To determine whether a similar mechanism may exist in humans, Prof. Gothilf and his fellow researchers isolated and tested the human LRM and inserted it into zebrafish cells. In these fish cells, the human LRM behaved in exactly the same way, activating Period2 when exposed to light and unveiling a fascinating connection between humans and the two-inch-long fish.
Shedding new light on circadian systems and the brain
Zebrafish and humans could have much more in common, Prof. Gothilf says, leading to breakthroughs in human medicine. Unlike rats and mice but like human beings, zebrafish are diurnal awake during the day and asleep at night and they have circadian systems that are active as early as two days after fertilization.
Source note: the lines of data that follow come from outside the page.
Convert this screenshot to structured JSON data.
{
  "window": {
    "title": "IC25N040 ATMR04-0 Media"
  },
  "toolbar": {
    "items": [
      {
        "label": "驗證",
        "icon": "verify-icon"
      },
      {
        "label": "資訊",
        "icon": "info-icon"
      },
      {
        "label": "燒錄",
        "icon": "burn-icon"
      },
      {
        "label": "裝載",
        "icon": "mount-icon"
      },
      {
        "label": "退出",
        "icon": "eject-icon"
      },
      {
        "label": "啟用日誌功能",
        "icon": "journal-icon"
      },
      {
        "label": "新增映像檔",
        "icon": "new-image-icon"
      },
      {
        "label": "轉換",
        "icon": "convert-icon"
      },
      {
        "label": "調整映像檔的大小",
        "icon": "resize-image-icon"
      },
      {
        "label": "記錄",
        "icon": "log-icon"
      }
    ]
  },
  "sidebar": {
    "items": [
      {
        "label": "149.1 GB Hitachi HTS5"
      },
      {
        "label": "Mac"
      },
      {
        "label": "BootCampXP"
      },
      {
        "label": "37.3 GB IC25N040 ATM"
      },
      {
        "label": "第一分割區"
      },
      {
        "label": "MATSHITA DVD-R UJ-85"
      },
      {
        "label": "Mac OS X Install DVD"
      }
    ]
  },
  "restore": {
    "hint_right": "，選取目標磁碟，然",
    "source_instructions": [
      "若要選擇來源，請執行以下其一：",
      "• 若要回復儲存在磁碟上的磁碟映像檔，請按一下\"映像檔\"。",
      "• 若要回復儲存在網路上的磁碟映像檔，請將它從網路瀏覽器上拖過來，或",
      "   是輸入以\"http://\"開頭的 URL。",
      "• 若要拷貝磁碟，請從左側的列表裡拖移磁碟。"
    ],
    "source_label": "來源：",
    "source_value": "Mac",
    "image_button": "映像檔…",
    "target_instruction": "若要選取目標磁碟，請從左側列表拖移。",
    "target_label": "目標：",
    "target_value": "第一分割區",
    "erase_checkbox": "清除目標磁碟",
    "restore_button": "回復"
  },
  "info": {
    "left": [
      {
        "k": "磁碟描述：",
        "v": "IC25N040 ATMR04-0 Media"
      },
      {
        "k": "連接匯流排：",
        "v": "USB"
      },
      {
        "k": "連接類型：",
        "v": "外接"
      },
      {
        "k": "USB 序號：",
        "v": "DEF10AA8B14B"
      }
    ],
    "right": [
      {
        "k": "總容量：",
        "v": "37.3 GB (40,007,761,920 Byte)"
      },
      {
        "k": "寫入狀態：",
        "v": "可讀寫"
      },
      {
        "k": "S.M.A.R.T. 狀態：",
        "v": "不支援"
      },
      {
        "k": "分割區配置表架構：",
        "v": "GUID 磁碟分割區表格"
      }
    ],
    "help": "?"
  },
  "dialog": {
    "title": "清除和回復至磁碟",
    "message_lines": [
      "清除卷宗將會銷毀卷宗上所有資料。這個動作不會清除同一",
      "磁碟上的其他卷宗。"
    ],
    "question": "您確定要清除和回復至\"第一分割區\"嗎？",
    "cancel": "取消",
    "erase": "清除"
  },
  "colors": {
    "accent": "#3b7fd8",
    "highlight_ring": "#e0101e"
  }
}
This provides an opportunity to manipulate the circadian clock, testing different therapies and medications to advance our understanding of the circadian system and how disruptions, whether caused by biology or lifestyle, can best be treated.
Prof. Gothilf believes this model has further application to brain and biomedical research. Researchers can already manipulate the genetic makeup of zebrafish, for example, to make specific neurons and their synapses (the junctions between neurons in the brain) fluorescent easy to see and track. "Synapses can be actually counted. This kind of accessible model can be used in research into degenerative brain disorders," he note
|Contact: George Hunka|
American Friends of Tel Aviv University